The beaver is a large, dark brown rodent with a black, scaly tail that looks like a paddle.  The tail is used as a rudder while swimming, as a sturdy support on land and for balance when the beaver carries heavy tree branches.  The average weight of a beaver is 45-60 pounds. 

Beavers can be found all the way from northern Canada down to the southern United States. They live near rivers, streams, marshes, lakes and ponds.  Beavers could be found near the marshy areas of Holliston.

Although beavers cannot move fast on land they are very strong swimmers. Their hind feet are webbed and their fur is oily and thick. The beaver sees well underwater. The beaver is highly adapted to its aquatic life with webbed feet, a rudder-like tail, valves that close off the ears and nostrils, skin flaps that seal off the mouth but leave the incisors free for underwater gnawing and carrying.  The beaver eats the leaves and the bark of trees. It also likes cattails and other water plants.

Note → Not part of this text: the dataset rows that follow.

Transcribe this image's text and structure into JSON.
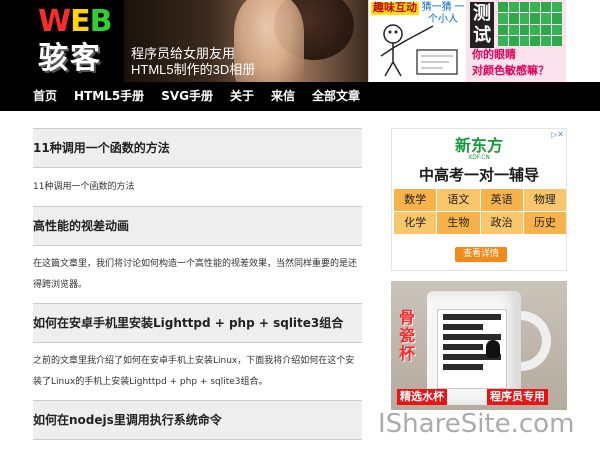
{
  "header": {
    "logo_text": [
      "W",
      "E",
      "B"
    ],
    "logo_han": "骇客",
    "banner": {
      "line1": "程序员给女朋友用",
      "line2": "HTML5制作的3D相册"
    },
    "ad_cartoon": {
      "tag1": "趣味互动",
      "tag2": "猜一猜 一个小人"
    },
    "ad_test": {
      "big": "测试",
      "line1": "你的眼睛",
      "line2": "对颜色敏感嘛？"
    }
  },
  "nav": {
    "items": [
      "首页",
      "HTML5手册",
      "SVG手册",
      "关于",
      "来信",
      "全部文章"
    ]
  },
  "posts": [
    {
      "title": "11种调用一个函数的方法",
      "excerpt": "11种调用一个函数的方法"
    },
    {
      "title": "高性能的视差动画",
      "excerpt": "在这篇文章里，我们将讨论如何构造一个高性能的视差效果，当然同样重要的是还得跨浏览器。"
    },
    {
      "title": "如何在安卓手机里安装Lighttpd + php + sqlite3组合",
      "excerpt": "之前的文章里我介绍了如何在安卓手机上安装Linux，下面我将介绍如何在这个安装了Linux的手机上安装Lighttpd + php + sqlite3组合。"
    },
    {
      "title": "如何在nodejs里调用执行系统命令",
      "excerpt": ""
    }
  ],
  "sidebar": {
    "ad1": {
      "brand": "新东方",
      "brand_sub": "XDF.CN",
      "headline": "中高考一对一辅导",
      "subjects": [
        "数学",
        "语文",
        "英语",
        "物理",
        "化学",
        "生物",
        "政治",
        "历史"
      ],
      "cta": "查看详情"
    },
    "ad2": {
      "label1": "骨瓷杯",
      "label2": "精选水杯",
      "label3": "程序员专用"
    }
  },
  "watermark": "IShareSite.com",
  "colors": {
    "nav_bg": "#000000",
    "title_bg": "#eeeeee",
    "accent_orange": "#f7b34a"
  }
}
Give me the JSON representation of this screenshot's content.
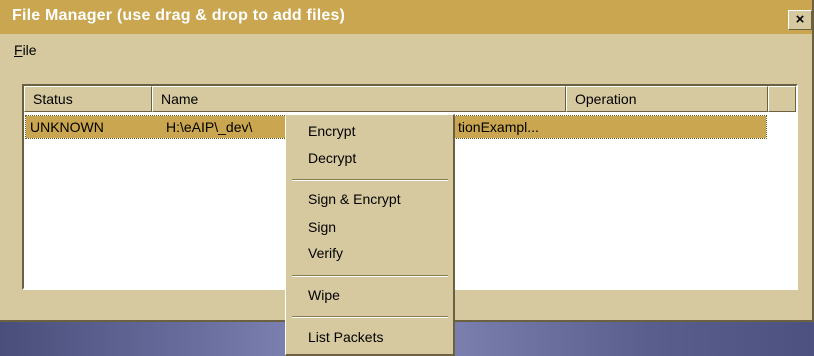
{
  "window": {
    "title": "File Manager (use drag & drop to add files)",
    "close_label": "×"
  },
  "menubar": {
    "file_accel": "F",
    "file_rest": "ile"
  },
  "list": {
    "columns": [
      "Status",
      "Name",
      "Operation"
    ],
    "rows": [
      {
        "status": "UNKNOWN",
        "name_left": "H:\\eAIP\\_dev\\",
        "name_right": "tionExampl..."
      }
    ]
  },
  "context_menu": {
    "items": [
      "Encrypt",
      "Decrypt",
      "Sign & Encrypt",
      "Sign",
      "Verify",
      "Wipe",
      "List Packets"
    ]
  },
  "colors": {
    "titlebar": "#c9a64f",
    "window_face": "#d6c9a0",
    "selection": "#c9a64f"
  },
  "icons": [
    "close-icon"
  ]
}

Beavers are very hard workers. They work together to build a dam and their homes called lodges. First they make a pond by building a dam across a stream. The dam holds back water and forms a deep pond. The beavers then build their lodges in the middle of the pond where they are safe from most enemies, which include wolves, coyotes, bears, wolverines and lynx.  The Lodges are made out of intertangled twigs and sticks and mud.

Interesting Facts:

  • Beavers are best seen on summer evenings around their lodges or dams.
  • They make a big V on the water when they swim. 
  • The beaver uses its tail to warn other beavers by slapping it on the water to make a loud noise. 
  • Baby beavers are called kits. 

Written by: Shawna Rossini

Trail Map of Audubon Property

Created by: Amy Grunbeck for her Girl Scout Gold Award Project